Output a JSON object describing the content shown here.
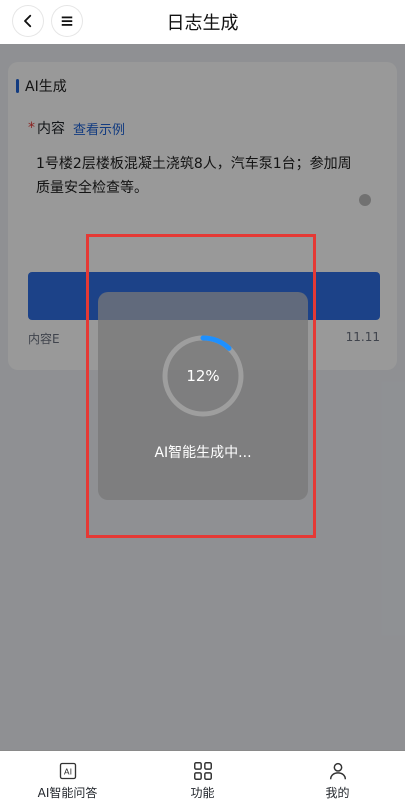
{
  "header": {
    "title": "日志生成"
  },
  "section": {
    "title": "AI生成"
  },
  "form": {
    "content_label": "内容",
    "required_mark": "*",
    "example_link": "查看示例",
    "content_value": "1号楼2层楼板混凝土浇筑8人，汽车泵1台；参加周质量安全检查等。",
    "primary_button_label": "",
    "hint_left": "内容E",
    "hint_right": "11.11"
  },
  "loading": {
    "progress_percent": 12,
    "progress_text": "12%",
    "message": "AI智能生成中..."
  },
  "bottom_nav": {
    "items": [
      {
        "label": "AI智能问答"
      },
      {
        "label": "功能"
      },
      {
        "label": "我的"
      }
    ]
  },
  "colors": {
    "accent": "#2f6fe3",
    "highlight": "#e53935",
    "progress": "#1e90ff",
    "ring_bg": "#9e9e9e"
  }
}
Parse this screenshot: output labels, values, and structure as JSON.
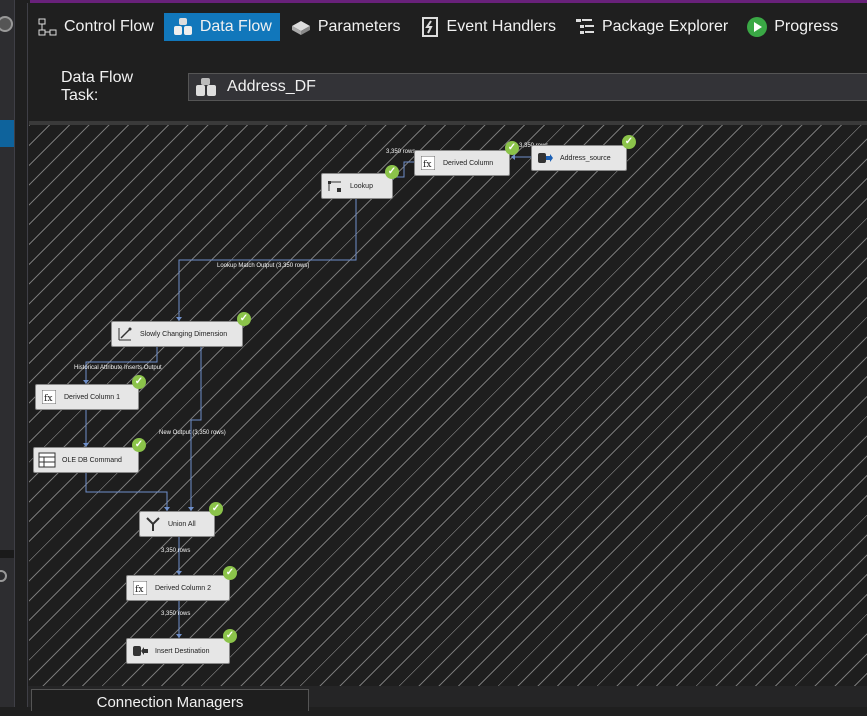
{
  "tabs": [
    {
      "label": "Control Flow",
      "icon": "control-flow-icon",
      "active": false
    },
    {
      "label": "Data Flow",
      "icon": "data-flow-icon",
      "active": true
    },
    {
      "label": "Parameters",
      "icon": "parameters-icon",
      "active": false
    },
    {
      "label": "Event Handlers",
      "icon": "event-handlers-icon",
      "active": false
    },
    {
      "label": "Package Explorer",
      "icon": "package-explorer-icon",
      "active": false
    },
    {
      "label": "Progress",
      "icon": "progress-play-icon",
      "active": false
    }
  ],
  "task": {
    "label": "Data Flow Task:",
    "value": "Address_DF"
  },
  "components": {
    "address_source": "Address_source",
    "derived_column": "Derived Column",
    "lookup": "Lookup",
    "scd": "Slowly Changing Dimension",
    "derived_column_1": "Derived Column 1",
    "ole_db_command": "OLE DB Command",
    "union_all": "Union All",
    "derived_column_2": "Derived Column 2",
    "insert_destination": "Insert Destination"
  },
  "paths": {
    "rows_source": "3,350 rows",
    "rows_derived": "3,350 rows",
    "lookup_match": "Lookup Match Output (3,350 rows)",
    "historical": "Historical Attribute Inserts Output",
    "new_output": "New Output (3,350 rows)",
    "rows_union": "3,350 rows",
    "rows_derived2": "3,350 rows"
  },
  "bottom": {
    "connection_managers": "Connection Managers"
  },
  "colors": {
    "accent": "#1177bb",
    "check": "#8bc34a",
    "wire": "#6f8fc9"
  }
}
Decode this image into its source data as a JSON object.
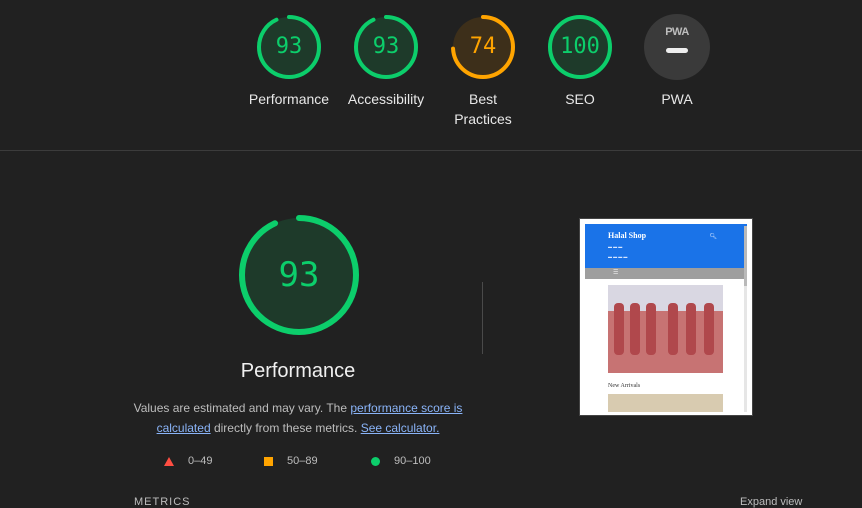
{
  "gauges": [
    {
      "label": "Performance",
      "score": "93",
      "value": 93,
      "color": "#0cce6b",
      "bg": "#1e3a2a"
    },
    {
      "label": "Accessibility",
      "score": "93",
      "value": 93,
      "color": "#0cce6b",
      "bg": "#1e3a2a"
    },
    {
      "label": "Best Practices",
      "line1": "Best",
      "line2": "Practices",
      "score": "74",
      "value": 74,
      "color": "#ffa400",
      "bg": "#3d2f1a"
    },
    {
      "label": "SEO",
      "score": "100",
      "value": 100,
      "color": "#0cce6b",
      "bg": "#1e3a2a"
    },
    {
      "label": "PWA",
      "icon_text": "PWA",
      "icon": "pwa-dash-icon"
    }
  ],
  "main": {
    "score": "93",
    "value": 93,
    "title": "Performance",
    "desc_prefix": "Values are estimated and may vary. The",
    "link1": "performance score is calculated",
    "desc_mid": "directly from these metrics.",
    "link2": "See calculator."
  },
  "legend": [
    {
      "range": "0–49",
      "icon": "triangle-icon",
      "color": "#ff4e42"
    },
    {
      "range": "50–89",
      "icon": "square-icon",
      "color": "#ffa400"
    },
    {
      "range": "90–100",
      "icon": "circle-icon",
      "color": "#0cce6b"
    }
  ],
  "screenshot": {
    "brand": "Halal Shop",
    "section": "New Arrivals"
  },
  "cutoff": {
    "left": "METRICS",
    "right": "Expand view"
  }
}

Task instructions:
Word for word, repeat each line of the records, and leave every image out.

Answer to the exercise:
Output a JSON object describing the content shown here.
{
  "header": {
    "title": "日志生成"
  },
  "section": {
    "title": "AI生成"
  },
  "form": {
    "content_label": "内容",
    "required_mark": "*",
    "example_link": "查看示例",
    "content_value": "1号楼2层楼板混凝土浇筑8人，汽车泵1台；参加周质量安全检查等。",
    "primary_button_label": "",
    "hint_left": "内容E",
    "hint_right": "11.11"
  },
  "loading": {
    "progress_percent": 12,
    "progress_text": "12%",
    "message": "AI智能生成中..."
  },
  "bottom_nav": {
    "items": [
      {
        "label": "AI智能问答"
      },
      {
        "label": "功能"
      },
      {
        "label": "我的"
      }
    ]
  },
  "colors": {
    "accent": "#2f6fe3",
    "highlight": "#e53935",
    "progress": "#1e90ff",
    "ring_bg": "#9e9e9e"
  }
}
Parse this screenshot: output labels, values, and structure as JSON.
{
  "tabs": [
    {
      "label": "Control Flow",
      "icon": "control-flow-icon",
      "active": false
    },
    {
      "label": "Data Flow",
      "icon": "data-flow-icon",
      "active": true
    },
    {
      "label": "Parameters",
      "icon": "parameters-icon",
      "active": false
    },
    {
      "label": "Event Handlers",
      "icon": "event-handlers-icon",
      "active": false
    },
    {
      "label": "Package Explorer",
      "icon": "package-explorer-icon",
      "active": false
    },
    {
      "label": "Progress",
      "icon": "progress-play-icon",
      "active": false
    }
  ],
  "task": {
    "label": "Data Flow Task:",
    "value": "Address_DF"
  },
  "components": {
    "address_source": "Address_source",
    "derived_column": "Derived Column",
    "lookup": "Lookup",
    "scd": "Slowly Changing Dimension",
    "derived_column_1": "Derived Column 1",
    "ole_db_command": "OLE DB Command",
    "union_all": "Union All",
    "derived_column_2": "Derived Column 2",
    "insert_destination": "Insert Destination"
  },
  "paths": {
    "rows_source": "3,350 rows",
    "rows_derived": "3,350 rows",
    "lookup_match": "Lookup Match Output (3,350 rows)",
    "historical": "Historical Attribute Inserts Output",
    "new_output": "New Output (3,350 rows)",
    "rows_union": "3,350 rows",
    "rows_derived2": "3,350 rows"
  },
  "bottom": {
    "connection_managers": "Connection Managers"
  },
  "colors": {
    "accent": "#1177bb",
    "check": "#8bc34a",
    "wire": "#6f8fc9"
  }
}
Decode this image into its source data as a JSON object.
{
  "gauges": [
    {
      "label": "Performance",
      "score": "93",
      "value": 93,
      "color": "#0cce6b",
      "bg": "#1e3a2a"
    },
    {
      "label": "Accessibility",
      "score": "93",
      "value": 93,
      "color": "#0cce6b",
      "bg": "#1e3a2a"
    },
    {
      "label": "Best Practices",
      "line1": "Best",
      "line2": "Practices",
      "score": "74",
      "value": 74,
      "color": "#ffa400",
      "bg": "#3d2f1a"
    },
    {
      "label": "SEO",
      "score": "100",
      "value": 100,
      "color": "#0cce6b",
      "bg": "#1e3a2a"
    },
    {
      "label": "PWA",
      "icon_text": "PWA",
      "icon": "pwa-dash-icon"
    }
  ],
  "main": {
    "score": "93",
    "value": 93,
    "title": "Performance",
    "desc_prefix": "Values are estimated and may vary. The",
    "link1": "performance score is calculated",
    "desc_mid": "directly from these metrics.",
    "link2": "See calculator."
  },
  "legend": [
    {
      "range": "0–49",
      "icon": "triangle-icon",
      "color": "#ff4e42"
    },
    {
      "range": "50–89",
      "icon": "square-icon",
      "color": "#ffa400"
    },
    {
      "range": "90–100",
      "icon": "circle-icon",
      "color": "#0cce6b"
    }
  ],
  "screenshot": {
    "brand": "Halal Shop",
    "section": "New Arrivals"
  },
  "cutoff": {
    "left": "METRICS",
    "right": "Expand view"
  }
}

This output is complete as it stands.